In brief: Jodie’s a struggling single mum trying to do the best for her daughter, but there’s not enough hours in the day. Will she accept the proposal of someone who offers her stability or will things just get horribly messy?
The good: So many issues, choices (bad and good) and drama that this makes for compulsive reading.
The not-so-good: Some parts are sad.
Pages: 416 (eARC)
Publisher: Bantam Australia (Random House)
Setting: Rural Australia
My rating: 9 out of 10
I think Mountain Ash is Margareta Osborn’s best book yet. Packed full of twists, turns, action and awkward situations, it’s a real page turner.

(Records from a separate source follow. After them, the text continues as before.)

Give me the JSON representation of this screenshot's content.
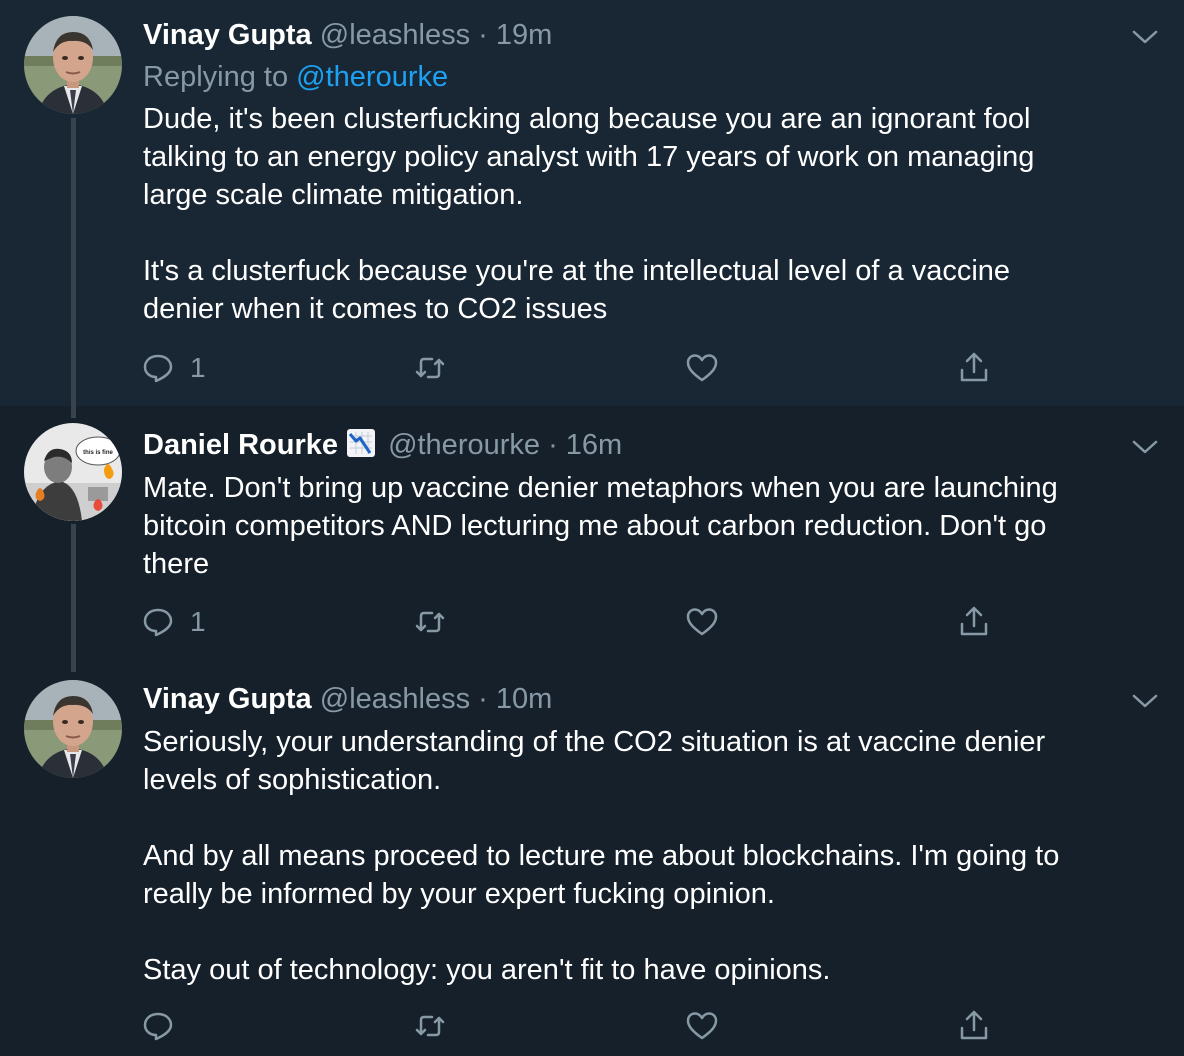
{
  "tweets": [
    {
      "author_name": "Vinay Gupta",
      "handle": "@leashless",
      "time": "· 19m",
      "replying_label": "Replying to",
      "replying_to": "@therourke",
      "text": "Dude, it's been clusterfucking along because you are an ignorant fool\ntalking to an energy policy analyst with 17 years of work on managing\nlarge scale climate mitigation.\n\nIt's a clusterfuck because you're at the intellectual level of a vaccine\ndenier when it comes to CO2 issues",
      "reply_count": "1",
      "avatar": "man-portrait-avatar"
    },
    {
      "author_name": "Daniel Rourke",
      "handle": "@therourke",
      "time": "· 16m",
      "badge_icon": "chart-decreasing-emoji",
      "text": "Mate. Don't bring up vaccine denier metaphors when you are launching\nbitcoin competitors AND lecturing me about carbon reduction. Don't go\nthere",
      "reply_count": "1",
      "avatar": "this-is-fine-avatar",
      "avatar_text": "this is fine"
    },
    {
      "author_name": "Vinay Gupta",
      "handle": "@leashless",
      "time": "· 10m",
      "text": "Seriously, your understanding of the CO2 situation is at vaccine denier\nlevels of sophistication.\n\nAnd by all means proceed to lecture me about blockchains. I'm going to\nreally be informed by your expert fucking opinion.\n\nStay out of technology: you aren't fit to have opinions.",
      "reply_count": "",
      "avatar": "man-portrait-avatar"
    }
  ],
  "colors": {
    "background": "#15202b",
    "highlight_background": "#192734",
    "muted_text": "#8899a6",
    "link": "#1da1f2",
    "thread_line": "#38444d"
  },
  "icons": [
    "reply-icon",
    "retweet-icon",
    "like-icon",
    "share-icon",
    "chevron-down-icon"
  ]
}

Mountain Ash is about Jodie Ashton, a single mother trying to make ends meet in a small country town. It’s not easy – juggling shifts at the nursing home, organising care for her daughter Milly and trying to stretch her finances. Older pillar of the community Alex is interested in Jodie and would love to take things further, but would it work between them? There’s not really a spark, but Alex offers stability – something that is incredibly desirable to Jodie for Milly’s sake. Sure, she and Alex may not agree on some things, but that’s okay…isn’t it? His lack of relationship with his own must have a very good reason…
Jodie decides on one final fling before tying herself to Alex – a rodeo and patch working weekend. The patch working is fun, but the rodeo is wild, throwing Jodie into the path of Nate. Nate is everything that Alex isn’t – will Jodie take a chance on a cowboy?
There are so many juicy parts to this novel – some that I didn’t see coming. Osborn takes every opportunity to get poor Jodie absolutely tied up in knots. Sometimes I couldn’t see any way out of situations for Jodie, but then a clever twist would suddenly open up a solution. There are also some amazing secrets revealed towards the end – they make such perfect sense you wonder that you didn’t work it out earlier! The plot is speedy and never dull.
The characters are wonderful too – I couldn’t help liking Jodie as she’s so realistic with her concerns for her daughter and conflict at doing what is right for them both. I thought she was a bit of a pushover at first, but her strength was later demonstrated. Alex was well done too – his kindness and slight creepiness were portrayed in equal measures – I didn’t know whether to feel sorry for him or not! Nate was a lovely cowboy with a heart of gold and his friend Wal was delightful with his old-school charm. Mue was a valuable friend to Jodie, full of wisdom and Jodie’s other friends helped to illustrate how much Jodie could be giving up in her life.
Another thing that Osborn does brilliantly is capture the spirit of the Australian bush – not only the physical, but the generosity that is characteristic of the people. (Mue is a fantastic example of this – she helps Jodie and Milly out well beyond what is expected). The sense of community is also a strong thread through this book, especially at the end when a major event brings all the characters together and demonstrates the strength to help those in need.
A powerhouse of emotion with an exceptionally strong plot, Mountain Ash is a lovely book celebrating the Aussie bush.